It's November, which means we're all about to start getting sick. And the magazine "Prevention" has a list of the five most common myths about how to prevent and recover from a cold.
--They're all things your mom probably said were true . . . but she was wrong.
MYTH #1.) YOU'LL GET SICK IF YOU GO OUT IN THE COLD WITH WET HAIR. Researchers gave two groups of people the same cold virus, then exposed one group to cold, wet conditions while the other group stayed dry.
--You'd think it would make a difference, but it didn't. The people who stayed dry were just as likely to get sick.
MYTH #2.) FEED A COLD, STARVE A FEVER. Actually, you should drink plenty of water and keep eating either way. It doesn't matter what your symptoms are.
--When you have a head cold, your immune system needs the nutrients. And when you have a fever, your metabolism speeds up and needs more calories to keep fighting off infections.
MYTH #3.) IF YOU HAVE A COLD, YOU SHOULD AVOID DAIRY PRODUCTS. It might seem like dairy products make your body produce more mucus. But research shows that's probably just an example of the placebo effect.
--In other words, in one study, people who knew they were drinking milk reported more nasal symptoms than people who drank soy milk. But when they didn't know which kind of milk they were drinking, they only reported minimal effects for both.
MYTH #4.) YOU LOSE MOST OF YOUR BODY HEAT THROUGH YOUR HEAD. Wearing a hat DOES help you retain body heat, but not because that's where you lose most of your body heat.
--You only lose about 10% of your body heat through your head, neck, and face. Which makes sense, because your head, neck, and face account for about 10% of your body's surface area.
--It just FEELS like wearing a hat is really effective because your face is five times more sensitive to temperature changes than other parts of your body.
MYTH #5.) YOU SHOULDN'T EXERCISE WHEN YOU'RE SICK. The only way to get rid of a cold is to rest. But a little exercise can actually make you feel better.
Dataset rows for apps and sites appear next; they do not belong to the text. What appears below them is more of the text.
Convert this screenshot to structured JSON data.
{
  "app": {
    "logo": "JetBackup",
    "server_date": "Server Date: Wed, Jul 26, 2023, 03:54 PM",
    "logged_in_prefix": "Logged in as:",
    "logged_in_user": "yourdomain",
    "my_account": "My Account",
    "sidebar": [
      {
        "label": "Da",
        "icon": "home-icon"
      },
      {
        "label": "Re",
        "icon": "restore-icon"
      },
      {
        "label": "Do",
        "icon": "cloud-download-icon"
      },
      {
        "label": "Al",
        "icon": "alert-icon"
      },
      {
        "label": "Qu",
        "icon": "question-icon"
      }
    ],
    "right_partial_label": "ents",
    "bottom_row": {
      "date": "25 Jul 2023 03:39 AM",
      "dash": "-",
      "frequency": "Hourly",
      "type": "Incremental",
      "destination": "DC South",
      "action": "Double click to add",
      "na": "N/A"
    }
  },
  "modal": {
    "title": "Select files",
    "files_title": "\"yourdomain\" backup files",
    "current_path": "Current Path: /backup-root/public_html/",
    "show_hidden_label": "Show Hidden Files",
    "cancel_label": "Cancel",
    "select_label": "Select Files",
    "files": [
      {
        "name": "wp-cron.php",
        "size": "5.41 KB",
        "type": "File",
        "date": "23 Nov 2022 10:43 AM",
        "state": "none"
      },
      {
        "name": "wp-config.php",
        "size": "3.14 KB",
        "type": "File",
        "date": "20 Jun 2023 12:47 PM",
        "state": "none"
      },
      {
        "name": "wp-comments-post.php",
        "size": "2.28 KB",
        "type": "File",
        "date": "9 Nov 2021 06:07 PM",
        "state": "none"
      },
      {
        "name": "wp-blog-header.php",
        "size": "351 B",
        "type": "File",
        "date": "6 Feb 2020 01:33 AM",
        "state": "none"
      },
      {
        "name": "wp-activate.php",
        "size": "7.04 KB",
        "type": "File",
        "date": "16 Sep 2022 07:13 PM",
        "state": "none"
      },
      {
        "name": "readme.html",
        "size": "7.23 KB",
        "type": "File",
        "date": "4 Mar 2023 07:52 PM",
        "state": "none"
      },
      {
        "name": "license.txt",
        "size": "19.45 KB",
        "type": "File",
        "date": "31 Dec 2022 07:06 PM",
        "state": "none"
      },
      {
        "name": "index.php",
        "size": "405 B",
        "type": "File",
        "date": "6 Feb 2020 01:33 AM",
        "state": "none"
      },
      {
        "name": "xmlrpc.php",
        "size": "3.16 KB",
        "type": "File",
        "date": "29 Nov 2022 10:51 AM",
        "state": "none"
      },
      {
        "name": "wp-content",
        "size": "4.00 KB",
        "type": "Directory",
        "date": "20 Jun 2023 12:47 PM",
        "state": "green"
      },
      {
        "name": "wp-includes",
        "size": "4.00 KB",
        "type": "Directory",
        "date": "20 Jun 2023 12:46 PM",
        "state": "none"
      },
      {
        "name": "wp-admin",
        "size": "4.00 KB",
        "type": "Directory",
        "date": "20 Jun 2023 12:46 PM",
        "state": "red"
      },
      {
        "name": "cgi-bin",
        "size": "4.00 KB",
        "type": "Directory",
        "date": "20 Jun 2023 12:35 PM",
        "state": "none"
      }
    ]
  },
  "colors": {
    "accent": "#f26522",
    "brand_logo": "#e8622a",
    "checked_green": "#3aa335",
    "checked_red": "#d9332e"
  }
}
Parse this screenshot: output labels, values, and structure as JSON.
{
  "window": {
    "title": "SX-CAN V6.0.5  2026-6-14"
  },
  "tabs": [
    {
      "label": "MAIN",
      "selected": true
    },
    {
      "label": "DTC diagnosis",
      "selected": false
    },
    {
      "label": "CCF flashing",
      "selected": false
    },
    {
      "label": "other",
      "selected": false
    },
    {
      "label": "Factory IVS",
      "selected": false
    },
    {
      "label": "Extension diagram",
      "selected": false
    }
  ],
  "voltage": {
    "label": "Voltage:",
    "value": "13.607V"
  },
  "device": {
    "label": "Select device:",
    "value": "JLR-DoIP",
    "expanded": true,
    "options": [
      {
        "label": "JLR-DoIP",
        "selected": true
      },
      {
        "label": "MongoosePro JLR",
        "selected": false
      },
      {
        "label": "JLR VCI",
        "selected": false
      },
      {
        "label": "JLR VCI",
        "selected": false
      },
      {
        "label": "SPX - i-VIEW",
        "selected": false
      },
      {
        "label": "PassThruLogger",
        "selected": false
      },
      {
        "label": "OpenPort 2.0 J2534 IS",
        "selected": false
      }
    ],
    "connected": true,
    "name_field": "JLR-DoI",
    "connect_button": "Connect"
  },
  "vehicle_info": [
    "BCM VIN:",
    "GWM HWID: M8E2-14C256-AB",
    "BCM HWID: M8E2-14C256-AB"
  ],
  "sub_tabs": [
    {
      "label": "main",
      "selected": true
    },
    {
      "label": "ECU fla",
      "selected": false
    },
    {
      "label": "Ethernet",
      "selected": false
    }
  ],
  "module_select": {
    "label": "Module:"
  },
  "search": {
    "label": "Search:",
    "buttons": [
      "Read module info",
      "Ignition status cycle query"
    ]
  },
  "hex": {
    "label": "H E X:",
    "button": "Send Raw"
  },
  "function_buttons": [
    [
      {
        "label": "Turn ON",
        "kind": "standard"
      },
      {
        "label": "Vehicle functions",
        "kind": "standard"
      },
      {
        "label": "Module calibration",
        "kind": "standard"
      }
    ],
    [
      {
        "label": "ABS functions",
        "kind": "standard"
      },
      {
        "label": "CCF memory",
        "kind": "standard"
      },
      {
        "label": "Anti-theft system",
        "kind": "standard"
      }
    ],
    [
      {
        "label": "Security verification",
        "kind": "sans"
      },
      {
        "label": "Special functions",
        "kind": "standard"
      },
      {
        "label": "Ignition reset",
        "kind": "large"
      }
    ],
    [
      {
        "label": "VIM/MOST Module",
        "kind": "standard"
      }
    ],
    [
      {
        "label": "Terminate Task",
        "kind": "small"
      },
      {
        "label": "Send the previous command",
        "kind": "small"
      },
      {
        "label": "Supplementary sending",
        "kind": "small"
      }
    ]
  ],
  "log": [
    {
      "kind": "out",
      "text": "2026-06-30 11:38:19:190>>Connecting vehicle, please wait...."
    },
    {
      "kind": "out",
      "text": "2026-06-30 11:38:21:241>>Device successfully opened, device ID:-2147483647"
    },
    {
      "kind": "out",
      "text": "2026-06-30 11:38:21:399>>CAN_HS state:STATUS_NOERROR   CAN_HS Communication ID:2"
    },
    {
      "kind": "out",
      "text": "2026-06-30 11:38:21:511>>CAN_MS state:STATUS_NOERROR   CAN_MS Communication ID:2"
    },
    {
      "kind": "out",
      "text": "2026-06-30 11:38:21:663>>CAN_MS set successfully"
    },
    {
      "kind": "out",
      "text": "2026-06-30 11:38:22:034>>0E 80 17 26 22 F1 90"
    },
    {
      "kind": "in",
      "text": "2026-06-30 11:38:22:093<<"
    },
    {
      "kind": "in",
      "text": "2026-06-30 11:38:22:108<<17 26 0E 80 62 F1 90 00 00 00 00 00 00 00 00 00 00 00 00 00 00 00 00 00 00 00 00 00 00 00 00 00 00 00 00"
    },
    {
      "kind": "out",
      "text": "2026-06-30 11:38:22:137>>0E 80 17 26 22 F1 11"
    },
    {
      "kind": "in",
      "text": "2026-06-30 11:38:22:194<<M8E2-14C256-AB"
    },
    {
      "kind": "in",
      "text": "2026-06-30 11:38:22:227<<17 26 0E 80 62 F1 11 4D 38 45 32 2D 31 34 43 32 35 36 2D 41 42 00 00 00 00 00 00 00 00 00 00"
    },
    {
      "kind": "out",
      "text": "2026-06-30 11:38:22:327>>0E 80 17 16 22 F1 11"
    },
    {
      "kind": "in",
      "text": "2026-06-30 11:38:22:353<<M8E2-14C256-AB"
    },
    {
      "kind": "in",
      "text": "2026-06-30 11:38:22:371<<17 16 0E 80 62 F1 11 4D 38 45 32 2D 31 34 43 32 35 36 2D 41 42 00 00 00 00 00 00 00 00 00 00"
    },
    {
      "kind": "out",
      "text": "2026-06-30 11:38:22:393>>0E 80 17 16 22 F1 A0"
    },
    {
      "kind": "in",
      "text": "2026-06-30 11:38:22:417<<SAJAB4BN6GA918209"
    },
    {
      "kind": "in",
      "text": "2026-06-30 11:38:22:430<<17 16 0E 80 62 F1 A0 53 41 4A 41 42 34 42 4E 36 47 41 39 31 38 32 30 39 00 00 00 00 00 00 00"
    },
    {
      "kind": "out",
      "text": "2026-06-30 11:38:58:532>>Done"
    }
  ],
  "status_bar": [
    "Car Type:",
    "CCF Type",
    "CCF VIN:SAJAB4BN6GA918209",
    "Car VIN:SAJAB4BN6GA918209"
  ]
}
--In a study from Ball State University, volunteers with bad colds were divided into two groups. The first group only rested, and the second group rested but also exercised for 30 minutes a day, five days a week.
--In both groups, symptoms lasted for just over eight days on average. But the people who exercised felt better during the afternoons and evenings.
--Just don't overdo it. Intense workouts that last more than 90 minutes can weaken your immune system.